Publication Series
This article describes the features and benefits of NamUs, the first national repository for missing persons and unidentified decedent records accessible to law enforcement agencies, medical examiners, coroners, and the public.
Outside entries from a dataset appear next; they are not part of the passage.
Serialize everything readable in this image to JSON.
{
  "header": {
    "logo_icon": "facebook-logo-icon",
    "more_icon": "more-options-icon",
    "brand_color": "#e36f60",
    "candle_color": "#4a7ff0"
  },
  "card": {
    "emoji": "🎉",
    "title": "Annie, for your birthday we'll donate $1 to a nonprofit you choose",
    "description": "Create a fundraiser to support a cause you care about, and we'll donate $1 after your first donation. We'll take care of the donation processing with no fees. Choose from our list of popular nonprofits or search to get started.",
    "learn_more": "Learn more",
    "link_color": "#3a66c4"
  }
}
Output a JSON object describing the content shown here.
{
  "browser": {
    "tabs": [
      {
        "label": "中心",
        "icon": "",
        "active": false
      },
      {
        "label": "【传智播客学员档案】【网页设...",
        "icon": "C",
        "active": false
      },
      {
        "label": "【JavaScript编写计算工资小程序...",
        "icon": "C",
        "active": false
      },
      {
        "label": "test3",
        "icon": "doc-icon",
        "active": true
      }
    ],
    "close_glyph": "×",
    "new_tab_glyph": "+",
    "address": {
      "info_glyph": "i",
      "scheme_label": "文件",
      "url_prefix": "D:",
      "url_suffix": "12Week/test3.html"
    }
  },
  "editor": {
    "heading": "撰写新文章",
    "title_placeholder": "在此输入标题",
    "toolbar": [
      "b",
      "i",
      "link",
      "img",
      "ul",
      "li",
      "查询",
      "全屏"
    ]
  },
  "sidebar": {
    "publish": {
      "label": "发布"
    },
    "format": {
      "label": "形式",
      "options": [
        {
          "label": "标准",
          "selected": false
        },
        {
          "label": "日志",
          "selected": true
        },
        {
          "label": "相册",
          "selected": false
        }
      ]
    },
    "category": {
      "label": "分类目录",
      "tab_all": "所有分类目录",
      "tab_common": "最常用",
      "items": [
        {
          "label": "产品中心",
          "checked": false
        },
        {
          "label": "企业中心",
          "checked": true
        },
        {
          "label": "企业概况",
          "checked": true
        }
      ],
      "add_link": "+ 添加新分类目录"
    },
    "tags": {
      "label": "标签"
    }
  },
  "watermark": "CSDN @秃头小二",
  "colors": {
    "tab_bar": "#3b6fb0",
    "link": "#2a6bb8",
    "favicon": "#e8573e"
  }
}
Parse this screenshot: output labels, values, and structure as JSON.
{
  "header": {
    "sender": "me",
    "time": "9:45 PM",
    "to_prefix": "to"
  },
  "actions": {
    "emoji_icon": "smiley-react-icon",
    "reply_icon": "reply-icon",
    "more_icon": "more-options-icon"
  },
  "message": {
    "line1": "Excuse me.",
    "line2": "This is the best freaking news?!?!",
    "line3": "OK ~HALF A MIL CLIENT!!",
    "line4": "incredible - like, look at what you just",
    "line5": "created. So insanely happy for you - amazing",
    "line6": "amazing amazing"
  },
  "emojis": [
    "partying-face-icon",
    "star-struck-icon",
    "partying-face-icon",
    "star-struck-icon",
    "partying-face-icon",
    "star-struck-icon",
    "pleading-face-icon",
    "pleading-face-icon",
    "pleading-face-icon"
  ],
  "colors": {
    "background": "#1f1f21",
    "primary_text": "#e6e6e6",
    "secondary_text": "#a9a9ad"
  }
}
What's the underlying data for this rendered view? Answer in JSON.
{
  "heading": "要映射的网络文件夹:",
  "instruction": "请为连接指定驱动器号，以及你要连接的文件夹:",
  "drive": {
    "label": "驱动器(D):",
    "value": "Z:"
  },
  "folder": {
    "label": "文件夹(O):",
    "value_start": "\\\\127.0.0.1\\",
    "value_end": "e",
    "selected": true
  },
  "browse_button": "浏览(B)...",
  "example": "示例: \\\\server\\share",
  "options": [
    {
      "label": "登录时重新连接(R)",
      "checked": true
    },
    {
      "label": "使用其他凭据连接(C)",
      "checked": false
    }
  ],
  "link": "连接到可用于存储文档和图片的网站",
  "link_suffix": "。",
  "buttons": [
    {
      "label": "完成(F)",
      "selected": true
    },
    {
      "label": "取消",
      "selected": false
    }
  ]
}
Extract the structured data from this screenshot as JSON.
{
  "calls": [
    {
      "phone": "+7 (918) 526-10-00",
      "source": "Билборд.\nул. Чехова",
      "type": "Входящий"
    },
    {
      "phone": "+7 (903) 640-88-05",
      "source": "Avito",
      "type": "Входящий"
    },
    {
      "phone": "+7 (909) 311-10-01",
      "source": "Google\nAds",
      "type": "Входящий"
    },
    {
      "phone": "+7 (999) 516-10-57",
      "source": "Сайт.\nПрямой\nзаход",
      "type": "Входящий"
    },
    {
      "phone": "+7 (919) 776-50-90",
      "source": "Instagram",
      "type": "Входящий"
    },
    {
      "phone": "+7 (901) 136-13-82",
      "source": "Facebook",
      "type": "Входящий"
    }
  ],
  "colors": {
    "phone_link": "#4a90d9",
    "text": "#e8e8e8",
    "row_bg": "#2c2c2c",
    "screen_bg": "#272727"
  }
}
NamUs evolved from the need to improve access to critical information for those who can help solve missing persons and unidentified decedent cases. With an estimated 4,400 unidentified human remains cases every year and nearly 100,000 active missing persons cases on any given day, the Nation needed a central repository for case records. This need was met when the National Institute of Justice (NIJ) created NamUs. Public participation is a critical part of NamUs. Family members, friends, and colleagues can access and search the databases to help find missing loved ones. NamUs joins together families and all of the disciplines that may be involved in a missing persons case. In the past, the various disciplines working on a missing persons case told families to wait until they notified them when information was available. NamUs is an information source constantly available to the families of missing persons. Those who register as NamUs users can receive an automatic e-mail when case information has been updated. Thanks to partnerships across the country, NamUs now provides free forensic services. A network of anthropologists is available to help investigators and agencies that may not have these professionals on their staffs or access to such services. In addition, agencies may have free DNA testing through the University of North Texas Center for Human Identification to add to NamUs records and further improve the chances that a match will be found. NIJ also provides family reference-sample kits, at no charge, to any U.S. jurisdiction, so that family members‘ DNA can be collected safely and effectively. 6 notes

Date Published: November 1, 2009